[EXTRACTED RECORDS]

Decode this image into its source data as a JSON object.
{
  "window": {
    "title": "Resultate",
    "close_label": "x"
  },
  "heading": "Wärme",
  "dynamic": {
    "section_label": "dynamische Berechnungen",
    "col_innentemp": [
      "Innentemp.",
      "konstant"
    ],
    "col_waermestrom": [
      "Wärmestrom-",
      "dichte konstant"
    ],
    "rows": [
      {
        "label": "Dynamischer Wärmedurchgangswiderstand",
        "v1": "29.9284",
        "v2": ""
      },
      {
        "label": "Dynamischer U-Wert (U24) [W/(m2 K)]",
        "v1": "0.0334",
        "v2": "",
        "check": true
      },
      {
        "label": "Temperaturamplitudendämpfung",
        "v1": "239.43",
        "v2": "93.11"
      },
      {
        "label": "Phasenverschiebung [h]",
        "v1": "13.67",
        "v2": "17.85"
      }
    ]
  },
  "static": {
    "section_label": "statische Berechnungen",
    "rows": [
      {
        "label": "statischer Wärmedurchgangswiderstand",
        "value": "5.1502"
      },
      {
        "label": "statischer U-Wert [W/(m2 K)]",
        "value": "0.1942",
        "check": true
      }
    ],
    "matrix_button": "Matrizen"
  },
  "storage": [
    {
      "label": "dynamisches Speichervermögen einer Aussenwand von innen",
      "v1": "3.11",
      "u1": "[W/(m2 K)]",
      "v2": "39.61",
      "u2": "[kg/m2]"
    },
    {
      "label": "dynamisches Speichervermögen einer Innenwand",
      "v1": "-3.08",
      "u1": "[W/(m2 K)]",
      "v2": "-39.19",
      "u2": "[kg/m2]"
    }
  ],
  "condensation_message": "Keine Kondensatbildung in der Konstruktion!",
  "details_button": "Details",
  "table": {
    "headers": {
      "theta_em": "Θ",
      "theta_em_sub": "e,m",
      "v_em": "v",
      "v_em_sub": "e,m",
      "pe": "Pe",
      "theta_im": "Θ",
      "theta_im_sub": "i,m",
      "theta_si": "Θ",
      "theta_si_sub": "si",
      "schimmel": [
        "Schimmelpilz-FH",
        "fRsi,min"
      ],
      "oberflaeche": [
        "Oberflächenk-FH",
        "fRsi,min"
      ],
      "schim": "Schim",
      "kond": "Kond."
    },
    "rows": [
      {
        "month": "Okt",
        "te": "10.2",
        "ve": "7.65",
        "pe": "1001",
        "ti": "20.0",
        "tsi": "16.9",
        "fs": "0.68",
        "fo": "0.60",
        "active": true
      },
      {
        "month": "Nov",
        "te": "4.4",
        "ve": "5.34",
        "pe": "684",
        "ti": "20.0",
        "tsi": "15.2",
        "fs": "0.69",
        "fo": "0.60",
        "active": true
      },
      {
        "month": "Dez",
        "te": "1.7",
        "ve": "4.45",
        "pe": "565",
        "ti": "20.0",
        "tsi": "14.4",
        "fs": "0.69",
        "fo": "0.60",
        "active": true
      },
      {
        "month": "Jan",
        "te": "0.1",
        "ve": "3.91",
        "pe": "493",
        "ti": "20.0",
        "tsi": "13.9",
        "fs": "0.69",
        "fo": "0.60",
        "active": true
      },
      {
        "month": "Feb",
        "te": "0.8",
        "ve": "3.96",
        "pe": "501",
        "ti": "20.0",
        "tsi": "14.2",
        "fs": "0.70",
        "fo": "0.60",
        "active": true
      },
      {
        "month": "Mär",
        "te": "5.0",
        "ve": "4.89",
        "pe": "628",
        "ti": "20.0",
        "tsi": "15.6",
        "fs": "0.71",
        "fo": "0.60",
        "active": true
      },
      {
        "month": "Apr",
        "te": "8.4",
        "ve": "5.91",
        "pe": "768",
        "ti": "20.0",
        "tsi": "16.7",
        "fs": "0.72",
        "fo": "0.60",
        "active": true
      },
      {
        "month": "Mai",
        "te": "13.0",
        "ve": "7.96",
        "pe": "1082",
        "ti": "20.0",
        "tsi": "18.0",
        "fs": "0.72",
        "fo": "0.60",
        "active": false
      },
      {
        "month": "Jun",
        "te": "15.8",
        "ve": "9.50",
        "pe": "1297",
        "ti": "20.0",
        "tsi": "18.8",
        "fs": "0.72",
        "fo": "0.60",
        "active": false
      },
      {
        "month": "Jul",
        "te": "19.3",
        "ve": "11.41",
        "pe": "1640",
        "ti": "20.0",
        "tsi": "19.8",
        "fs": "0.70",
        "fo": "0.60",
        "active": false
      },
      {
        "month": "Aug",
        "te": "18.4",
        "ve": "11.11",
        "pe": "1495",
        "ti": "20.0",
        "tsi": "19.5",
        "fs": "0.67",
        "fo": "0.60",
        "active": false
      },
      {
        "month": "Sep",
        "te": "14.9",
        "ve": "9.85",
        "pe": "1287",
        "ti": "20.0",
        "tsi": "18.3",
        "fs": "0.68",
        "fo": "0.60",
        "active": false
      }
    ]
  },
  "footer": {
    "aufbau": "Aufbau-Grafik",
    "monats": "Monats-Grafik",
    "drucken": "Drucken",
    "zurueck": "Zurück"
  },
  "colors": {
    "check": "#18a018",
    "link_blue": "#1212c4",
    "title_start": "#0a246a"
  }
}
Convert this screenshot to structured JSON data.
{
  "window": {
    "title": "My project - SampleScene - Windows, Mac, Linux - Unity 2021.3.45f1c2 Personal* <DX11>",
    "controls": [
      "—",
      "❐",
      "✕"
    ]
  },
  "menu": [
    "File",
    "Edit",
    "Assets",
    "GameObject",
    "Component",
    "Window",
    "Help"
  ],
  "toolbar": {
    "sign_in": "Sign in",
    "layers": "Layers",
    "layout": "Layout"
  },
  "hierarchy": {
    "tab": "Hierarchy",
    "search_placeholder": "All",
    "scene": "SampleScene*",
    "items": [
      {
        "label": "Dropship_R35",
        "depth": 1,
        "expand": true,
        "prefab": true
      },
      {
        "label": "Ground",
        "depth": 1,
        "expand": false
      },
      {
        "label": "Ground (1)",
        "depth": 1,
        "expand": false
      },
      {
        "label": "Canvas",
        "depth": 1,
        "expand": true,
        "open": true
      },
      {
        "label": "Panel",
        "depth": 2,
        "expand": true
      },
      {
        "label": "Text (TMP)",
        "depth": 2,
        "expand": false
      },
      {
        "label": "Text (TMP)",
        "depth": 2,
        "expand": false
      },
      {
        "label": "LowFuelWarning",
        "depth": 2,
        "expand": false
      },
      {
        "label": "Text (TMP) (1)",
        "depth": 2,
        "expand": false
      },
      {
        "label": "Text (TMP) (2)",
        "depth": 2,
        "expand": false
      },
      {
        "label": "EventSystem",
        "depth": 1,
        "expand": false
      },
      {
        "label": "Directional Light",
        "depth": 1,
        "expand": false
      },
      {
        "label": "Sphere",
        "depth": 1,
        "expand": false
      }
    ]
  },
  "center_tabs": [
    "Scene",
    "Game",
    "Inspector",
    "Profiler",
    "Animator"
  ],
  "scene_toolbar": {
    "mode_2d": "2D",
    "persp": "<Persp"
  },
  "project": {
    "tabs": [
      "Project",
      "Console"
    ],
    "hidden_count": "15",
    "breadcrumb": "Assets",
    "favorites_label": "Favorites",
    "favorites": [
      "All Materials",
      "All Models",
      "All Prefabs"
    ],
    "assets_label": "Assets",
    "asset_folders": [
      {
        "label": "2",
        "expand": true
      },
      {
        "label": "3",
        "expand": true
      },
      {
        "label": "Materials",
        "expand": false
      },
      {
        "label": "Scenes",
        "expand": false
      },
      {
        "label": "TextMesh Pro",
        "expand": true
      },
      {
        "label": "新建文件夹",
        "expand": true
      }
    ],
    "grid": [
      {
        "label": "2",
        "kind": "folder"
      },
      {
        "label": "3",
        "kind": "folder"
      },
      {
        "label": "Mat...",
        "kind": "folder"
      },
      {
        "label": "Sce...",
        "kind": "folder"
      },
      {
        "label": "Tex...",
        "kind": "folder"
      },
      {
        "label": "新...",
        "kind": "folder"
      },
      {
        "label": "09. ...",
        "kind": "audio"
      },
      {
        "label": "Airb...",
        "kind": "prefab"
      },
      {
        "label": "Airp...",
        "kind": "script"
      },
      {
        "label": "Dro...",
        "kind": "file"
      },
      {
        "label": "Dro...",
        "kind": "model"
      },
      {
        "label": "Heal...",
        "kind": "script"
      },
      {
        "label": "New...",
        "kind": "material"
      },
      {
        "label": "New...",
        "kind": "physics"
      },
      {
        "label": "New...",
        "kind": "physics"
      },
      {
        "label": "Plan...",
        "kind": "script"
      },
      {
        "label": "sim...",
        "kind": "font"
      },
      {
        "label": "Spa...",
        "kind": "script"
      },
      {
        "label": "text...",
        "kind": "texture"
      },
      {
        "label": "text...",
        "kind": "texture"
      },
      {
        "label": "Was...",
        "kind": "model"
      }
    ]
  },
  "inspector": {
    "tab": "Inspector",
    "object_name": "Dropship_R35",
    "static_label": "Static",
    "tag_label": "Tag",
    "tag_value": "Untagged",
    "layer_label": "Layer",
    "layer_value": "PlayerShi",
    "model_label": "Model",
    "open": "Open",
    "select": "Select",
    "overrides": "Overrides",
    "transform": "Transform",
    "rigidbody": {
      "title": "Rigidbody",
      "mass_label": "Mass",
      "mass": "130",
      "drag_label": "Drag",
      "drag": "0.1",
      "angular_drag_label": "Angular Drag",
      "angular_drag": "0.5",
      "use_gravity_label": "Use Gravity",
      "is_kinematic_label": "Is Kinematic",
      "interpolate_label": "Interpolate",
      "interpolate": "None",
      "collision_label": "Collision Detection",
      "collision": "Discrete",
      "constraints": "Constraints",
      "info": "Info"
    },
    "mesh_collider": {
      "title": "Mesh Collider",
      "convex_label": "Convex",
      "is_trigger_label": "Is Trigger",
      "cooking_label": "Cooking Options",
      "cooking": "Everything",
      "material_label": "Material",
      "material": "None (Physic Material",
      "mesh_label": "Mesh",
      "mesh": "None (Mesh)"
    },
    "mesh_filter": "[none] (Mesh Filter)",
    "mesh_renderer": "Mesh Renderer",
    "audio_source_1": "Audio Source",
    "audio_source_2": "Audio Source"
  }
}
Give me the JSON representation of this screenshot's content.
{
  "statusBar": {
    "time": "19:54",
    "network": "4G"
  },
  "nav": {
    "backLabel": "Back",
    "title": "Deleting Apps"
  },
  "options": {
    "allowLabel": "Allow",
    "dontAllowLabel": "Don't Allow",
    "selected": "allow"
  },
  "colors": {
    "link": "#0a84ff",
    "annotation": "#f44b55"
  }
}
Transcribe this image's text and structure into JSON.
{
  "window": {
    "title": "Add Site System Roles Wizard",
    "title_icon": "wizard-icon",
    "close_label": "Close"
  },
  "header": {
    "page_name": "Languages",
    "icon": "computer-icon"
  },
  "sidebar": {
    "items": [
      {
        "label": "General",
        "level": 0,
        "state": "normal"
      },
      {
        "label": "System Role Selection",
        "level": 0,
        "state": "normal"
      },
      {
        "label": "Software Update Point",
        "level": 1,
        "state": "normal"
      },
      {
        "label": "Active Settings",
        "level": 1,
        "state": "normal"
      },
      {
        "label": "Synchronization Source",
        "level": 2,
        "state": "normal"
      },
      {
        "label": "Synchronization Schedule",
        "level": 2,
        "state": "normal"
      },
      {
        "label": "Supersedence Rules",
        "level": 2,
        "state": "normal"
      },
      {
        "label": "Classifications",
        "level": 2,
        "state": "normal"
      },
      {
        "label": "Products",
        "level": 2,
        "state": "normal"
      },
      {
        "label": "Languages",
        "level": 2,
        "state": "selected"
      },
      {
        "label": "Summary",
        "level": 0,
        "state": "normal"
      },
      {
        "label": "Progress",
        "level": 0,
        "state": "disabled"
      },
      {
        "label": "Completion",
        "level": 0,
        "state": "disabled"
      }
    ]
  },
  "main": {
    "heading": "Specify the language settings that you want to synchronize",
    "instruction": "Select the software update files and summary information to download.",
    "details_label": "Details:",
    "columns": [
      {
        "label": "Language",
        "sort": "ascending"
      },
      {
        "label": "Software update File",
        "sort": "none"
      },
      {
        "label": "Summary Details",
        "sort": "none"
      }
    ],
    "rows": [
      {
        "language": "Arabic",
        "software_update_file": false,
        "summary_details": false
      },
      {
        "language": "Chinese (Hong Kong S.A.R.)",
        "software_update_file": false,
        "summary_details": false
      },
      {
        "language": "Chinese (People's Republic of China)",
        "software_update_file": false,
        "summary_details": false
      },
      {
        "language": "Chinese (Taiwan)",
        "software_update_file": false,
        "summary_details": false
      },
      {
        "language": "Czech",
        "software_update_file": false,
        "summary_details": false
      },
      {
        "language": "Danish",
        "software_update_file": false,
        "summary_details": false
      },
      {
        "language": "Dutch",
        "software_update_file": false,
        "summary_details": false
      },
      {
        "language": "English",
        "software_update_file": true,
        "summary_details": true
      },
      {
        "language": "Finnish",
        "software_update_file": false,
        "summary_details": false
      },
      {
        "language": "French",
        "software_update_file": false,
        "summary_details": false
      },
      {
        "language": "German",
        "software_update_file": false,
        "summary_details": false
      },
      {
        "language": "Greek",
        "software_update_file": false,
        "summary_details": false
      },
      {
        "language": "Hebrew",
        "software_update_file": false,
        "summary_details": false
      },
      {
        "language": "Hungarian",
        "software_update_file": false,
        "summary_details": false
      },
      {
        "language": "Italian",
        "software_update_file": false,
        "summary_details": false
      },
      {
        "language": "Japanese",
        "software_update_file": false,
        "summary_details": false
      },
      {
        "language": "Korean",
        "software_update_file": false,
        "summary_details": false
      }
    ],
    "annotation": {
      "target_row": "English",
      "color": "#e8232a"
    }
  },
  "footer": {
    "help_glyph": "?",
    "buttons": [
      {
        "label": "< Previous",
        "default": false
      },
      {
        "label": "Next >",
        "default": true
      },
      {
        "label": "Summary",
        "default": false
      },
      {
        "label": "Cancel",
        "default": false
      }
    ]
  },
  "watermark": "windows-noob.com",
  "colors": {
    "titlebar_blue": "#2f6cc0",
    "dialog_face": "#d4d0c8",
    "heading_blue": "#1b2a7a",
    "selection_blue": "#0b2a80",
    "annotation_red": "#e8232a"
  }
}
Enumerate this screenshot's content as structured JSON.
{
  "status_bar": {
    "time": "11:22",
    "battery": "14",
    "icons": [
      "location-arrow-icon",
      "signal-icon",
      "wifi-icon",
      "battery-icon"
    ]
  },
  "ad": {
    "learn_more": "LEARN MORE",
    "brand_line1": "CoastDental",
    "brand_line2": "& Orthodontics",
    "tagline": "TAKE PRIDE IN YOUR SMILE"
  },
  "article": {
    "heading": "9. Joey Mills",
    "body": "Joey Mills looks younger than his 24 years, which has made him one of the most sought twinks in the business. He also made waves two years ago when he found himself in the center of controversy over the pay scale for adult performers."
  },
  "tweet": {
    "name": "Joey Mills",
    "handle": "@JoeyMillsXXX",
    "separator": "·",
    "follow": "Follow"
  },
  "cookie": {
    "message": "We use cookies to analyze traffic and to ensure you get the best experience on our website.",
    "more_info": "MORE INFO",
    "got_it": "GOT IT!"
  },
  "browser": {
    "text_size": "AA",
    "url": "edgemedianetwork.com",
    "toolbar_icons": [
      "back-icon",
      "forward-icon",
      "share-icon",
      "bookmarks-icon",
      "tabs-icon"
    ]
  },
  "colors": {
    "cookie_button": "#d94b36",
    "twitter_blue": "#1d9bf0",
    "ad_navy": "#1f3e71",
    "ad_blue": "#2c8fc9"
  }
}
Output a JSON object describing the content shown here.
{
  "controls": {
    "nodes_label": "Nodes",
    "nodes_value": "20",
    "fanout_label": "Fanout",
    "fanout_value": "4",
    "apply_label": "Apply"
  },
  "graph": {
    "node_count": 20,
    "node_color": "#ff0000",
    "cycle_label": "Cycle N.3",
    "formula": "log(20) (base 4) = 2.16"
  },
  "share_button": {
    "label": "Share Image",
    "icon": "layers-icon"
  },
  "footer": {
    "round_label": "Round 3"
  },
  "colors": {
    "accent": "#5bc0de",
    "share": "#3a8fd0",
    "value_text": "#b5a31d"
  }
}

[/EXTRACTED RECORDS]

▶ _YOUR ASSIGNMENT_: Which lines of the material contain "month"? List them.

▶ _RESPONSE TO THE EXERCISE_:
        "month": "Okt",
        "month": "Nov",
        "month": "Dez",
        "month": "Jan",
        "month": "Feb",
        "month": "Mär",
        "month": "Apr",
        "month": "Mai",
        "month": "Jun",
        "month": "Jul",
        "month": "Aug",
        "month": "Sep",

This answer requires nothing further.